WHAT IS BEING ASKED –
Could you filter the data below down to the lines that hold the word "hours"?

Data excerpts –

* * * * * * *

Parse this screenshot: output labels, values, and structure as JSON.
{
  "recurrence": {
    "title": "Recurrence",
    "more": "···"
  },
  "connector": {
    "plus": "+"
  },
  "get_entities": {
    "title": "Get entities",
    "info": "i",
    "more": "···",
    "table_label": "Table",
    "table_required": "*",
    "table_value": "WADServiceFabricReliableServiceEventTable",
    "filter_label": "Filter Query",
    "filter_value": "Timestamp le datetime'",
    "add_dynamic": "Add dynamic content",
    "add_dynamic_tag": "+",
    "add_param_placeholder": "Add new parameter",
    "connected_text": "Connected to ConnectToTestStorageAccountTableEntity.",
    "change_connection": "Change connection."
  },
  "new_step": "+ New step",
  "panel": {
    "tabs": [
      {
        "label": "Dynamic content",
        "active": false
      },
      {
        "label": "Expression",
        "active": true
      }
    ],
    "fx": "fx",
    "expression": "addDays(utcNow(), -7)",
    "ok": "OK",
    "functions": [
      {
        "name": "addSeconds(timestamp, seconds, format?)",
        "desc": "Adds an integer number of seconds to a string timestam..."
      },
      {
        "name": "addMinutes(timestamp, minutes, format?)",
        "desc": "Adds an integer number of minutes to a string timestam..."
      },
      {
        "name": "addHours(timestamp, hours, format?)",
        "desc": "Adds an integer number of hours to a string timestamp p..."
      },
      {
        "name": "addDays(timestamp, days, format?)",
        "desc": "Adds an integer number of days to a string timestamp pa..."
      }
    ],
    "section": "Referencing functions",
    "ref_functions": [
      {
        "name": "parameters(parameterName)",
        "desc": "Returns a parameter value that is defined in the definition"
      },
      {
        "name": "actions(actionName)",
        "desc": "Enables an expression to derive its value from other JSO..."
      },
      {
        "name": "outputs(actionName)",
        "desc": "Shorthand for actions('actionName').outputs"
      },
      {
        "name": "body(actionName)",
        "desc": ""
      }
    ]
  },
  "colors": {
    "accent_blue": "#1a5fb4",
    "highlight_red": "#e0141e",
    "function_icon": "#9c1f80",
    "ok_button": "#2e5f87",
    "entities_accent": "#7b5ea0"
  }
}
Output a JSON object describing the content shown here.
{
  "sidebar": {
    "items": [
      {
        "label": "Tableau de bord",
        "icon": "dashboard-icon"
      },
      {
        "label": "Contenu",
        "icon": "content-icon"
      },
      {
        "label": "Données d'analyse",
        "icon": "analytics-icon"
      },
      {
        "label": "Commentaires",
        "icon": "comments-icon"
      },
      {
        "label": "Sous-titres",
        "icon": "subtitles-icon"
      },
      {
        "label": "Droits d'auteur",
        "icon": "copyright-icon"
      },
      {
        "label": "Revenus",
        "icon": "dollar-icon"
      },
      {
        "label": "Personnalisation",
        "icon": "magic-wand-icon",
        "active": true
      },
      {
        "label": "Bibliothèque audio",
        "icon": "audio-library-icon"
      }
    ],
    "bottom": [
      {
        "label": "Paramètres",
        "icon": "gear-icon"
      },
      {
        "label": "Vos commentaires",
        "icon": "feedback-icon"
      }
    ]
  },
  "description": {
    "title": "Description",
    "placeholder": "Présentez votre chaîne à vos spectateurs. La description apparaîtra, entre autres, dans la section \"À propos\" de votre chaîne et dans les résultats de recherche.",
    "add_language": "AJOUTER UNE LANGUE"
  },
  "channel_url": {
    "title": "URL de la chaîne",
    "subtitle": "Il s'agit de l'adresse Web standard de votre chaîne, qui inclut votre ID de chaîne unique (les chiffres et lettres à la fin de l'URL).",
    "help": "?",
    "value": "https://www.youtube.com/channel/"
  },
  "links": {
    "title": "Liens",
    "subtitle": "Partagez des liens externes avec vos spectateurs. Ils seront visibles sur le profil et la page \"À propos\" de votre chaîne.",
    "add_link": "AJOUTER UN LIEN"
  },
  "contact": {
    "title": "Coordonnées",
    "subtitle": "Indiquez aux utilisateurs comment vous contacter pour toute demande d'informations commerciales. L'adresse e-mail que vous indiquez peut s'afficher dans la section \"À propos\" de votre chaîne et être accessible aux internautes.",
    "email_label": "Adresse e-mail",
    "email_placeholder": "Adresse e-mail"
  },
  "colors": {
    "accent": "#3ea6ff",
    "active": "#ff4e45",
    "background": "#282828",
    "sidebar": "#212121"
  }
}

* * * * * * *

COMPLETED TASK –
        "name": "addHours(timestamp, hours, format?)",
        "desc": "Adds an integer number of hours to a string timestamp p..."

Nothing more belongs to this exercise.